, Volume 99, Issue 1, pp 1–7

Dental pulp stem cells in regenerative dentistry

  • Luciano Casagrande
  • Mabel M. Cordeiro
  • Silvia A. Nör
  • Jacques E. Nör
Review Article

DOI: 10.1007/s10266-010-0154-z

Cite this article as:
Casagrande, L., Cordeiro, M.M., Nör, S.A. et al. Odontology (2011) 99: 1. doi:10.1007/s10266-010-0154-z

Abstract

Stem cells constitute the source of differentiated cells for the generation of tissues during development, and for regeneration of tissues that are diseased or injured postnatally. In recent years, stem cell research has grown exponentially owing to the recognition that stem cell-based therapies have the potential to improve the life of patients with conditions that span from Alzheimer’s disease to cardiac ischemia to bone or tooth loss. Growing evidence demonstrates that stem cells are primarily found in niches and that certain tissues contain more stem cells than others. Among these tissues, the dental pulp is considered a rich source of mesenchymal stem cells that are suitable for tissue engineering applications. It is known that dental pulp stem cells have the potential to differentiate into several cell types, including odontoblasts, neural progenitors, osteoblasts, chondrocytes, and adipocytes. The dental pulp stem cells are highly proliferative. This characteristic facilitates ex vivo expansion and enhances the translational potential of these cells. Notably, the dental pulp is arguably the most accessible source of postnatal stem cells. Collectively, the multipotency, high proliferation rates, and accessibility make the dental pulp an attractive source of mesenchymal stem cells for tissue regeneration. This review discusses fundamental concepts of stem cell biology and tissue engineering within the context of regenerative dentistry.

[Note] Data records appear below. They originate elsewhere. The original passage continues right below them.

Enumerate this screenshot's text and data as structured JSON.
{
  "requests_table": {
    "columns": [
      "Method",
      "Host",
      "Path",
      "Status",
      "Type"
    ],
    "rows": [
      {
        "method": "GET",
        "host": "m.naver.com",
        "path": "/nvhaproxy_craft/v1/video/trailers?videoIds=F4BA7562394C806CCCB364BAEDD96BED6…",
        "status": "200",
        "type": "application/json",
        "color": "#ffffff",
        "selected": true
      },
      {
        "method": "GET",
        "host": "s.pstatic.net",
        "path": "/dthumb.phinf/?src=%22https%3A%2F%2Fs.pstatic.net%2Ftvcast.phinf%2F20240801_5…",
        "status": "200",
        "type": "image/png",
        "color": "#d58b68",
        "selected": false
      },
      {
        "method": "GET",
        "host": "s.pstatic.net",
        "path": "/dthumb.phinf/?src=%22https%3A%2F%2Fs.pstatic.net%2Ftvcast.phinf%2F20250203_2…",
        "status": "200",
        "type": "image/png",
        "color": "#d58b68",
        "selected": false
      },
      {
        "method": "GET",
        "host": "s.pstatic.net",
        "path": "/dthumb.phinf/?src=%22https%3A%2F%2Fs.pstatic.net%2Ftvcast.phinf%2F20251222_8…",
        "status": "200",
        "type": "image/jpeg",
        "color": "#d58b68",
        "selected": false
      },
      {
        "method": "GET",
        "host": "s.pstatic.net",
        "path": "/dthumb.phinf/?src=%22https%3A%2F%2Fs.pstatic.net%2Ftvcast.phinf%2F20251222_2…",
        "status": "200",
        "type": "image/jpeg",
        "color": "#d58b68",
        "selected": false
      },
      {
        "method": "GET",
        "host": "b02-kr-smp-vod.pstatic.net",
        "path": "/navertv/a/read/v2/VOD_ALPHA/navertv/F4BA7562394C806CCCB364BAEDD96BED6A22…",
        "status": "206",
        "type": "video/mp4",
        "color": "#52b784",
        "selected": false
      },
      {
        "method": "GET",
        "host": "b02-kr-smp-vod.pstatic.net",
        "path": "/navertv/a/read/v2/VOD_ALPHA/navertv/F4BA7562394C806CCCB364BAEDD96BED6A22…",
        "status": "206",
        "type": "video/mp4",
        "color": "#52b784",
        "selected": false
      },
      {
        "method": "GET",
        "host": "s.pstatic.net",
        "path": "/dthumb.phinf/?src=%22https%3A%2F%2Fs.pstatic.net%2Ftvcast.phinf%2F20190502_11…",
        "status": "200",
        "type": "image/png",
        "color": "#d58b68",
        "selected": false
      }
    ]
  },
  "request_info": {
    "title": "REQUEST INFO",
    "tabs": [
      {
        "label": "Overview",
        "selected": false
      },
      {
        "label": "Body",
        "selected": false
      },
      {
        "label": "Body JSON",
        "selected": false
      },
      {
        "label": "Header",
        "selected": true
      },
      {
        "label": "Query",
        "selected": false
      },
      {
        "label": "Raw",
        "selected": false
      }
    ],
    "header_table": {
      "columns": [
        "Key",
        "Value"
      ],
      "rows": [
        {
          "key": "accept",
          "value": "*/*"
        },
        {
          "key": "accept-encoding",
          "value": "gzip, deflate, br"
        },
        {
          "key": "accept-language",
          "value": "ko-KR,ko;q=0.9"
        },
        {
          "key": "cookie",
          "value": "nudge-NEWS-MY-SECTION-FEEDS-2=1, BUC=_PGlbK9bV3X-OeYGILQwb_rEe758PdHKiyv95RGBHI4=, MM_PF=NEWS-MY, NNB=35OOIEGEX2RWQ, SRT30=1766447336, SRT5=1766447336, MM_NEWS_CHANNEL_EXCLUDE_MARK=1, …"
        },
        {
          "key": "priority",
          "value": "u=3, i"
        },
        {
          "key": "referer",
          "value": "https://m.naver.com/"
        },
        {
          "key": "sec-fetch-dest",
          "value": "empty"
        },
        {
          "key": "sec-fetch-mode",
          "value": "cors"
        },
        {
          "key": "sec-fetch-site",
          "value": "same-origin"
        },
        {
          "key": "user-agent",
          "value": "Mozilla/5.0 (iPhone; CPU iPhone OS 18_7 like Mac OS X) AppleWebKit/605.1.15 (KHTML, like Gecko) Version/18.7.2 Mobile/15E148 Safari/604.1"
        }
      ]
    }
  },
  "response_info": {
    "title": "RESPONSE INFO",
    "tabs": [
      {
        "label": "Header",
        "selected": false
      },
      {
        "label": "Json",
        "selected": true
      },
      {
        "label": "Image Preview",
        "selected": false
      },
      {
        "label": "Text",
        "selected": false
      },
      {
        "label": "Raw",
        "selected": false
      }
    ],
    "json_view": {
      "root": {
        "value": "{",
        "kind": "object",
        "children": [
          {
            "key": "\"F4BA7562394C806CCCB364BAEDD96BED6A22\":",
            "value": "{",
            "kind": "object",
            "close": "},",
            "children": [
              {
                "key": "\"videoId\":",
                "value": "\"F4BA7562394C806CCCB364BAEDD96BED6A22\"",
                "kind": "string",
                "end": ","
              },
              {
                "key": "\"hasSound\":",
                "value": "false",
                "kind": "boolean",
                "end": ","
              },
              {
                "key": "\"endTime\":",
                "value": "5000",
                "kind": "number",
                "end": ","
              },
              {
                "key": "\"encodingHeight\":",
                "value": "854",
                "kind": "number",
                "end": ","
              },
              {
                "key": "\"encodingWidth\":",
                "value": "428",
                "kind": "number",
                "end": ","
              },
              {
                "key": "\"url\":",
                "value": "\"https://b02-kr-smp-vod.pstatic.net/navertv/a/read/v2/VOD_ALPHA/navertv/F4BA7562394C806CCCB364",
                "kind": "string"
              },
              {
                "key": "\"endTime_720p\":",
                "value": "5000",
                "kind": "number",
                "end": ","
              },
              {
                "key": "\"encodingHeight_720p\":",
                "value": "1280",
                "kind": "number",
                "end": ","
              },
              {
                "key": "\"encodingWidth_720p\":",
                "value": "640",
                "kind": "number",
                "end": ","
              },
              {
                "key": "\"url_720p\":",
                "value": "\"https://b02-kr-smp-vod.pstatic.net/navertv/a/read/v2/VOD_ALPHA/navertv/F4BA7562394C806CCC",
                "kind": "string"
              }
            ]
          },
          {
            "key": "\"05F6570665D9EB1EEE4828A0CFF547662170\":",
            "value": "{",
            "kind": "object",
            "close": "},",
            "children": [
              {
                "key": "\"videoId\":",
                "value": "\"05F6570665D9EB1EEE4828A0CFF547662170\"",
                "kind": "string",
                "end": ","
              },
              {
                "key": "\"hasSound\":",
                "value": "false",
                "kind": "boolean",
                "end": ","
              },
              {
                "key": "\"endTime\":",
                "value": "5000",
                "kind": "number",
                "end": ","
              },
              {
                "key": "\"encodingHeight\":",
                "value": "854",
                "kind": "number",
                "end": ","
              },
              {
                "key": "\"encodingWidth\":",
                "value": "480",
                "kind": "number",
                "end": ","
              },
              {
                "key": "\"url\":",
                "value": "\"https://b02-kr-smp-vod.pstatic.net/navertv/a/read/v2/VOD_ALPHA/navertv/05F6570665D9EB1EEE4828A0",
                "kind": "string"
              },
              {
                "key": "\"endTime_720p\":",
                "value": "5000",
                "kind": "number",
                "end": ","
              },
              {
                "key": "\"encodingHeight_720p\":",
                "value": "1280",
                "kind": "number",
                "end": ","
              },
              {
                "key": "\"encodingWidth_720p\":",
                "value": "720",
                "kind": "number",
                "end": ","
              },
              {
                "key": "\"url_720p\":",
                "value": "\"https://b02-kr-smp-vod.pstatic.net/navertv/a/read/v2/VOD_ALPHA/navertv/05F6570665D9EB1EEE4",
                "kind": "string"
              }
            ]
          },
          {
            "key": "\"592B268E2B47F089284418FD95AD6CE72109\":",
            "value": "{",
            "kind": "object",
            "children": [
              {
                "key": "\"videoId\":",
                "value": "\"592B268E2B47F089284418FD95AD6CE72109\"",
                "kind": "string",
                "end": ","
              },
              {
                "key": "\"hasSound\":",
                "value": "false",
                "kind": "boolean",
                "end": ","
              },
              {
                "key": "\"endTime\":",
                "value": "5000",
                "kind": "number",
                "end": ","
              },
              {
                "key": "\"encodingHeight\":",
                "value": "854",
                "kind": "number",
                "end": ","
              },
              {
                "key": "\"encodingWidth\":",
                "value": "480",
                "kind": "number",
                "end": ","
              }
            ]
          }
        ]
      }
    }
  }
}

Key words

Tissue engineeringEndodonticsOdontoblastsEndothelial cellsDentin

Copyright information

© The Society of The Nippon Dental University 2011

Authors and Affiliations

  • Luciano Casagrande
    • 1
  • Mabel M. Cordeiro
    • 1
  • Silvia A. Nör
    • 1
  • Jacques E. Nör
    • 1
    • 2
    • 3
  1. 1.Department of Cariology, Restorative Sciences and EndodonticsUniversity of Michigan School of DentistryAnn ArborUSA
  2. 2.Department of Biomedical EngineeringUniversity of Michigan College of EngineeringAnn ArborUSA
  3. 3.Department of OtolaryngologyUniversity of Michigan School of MedicineAnn ArborUSA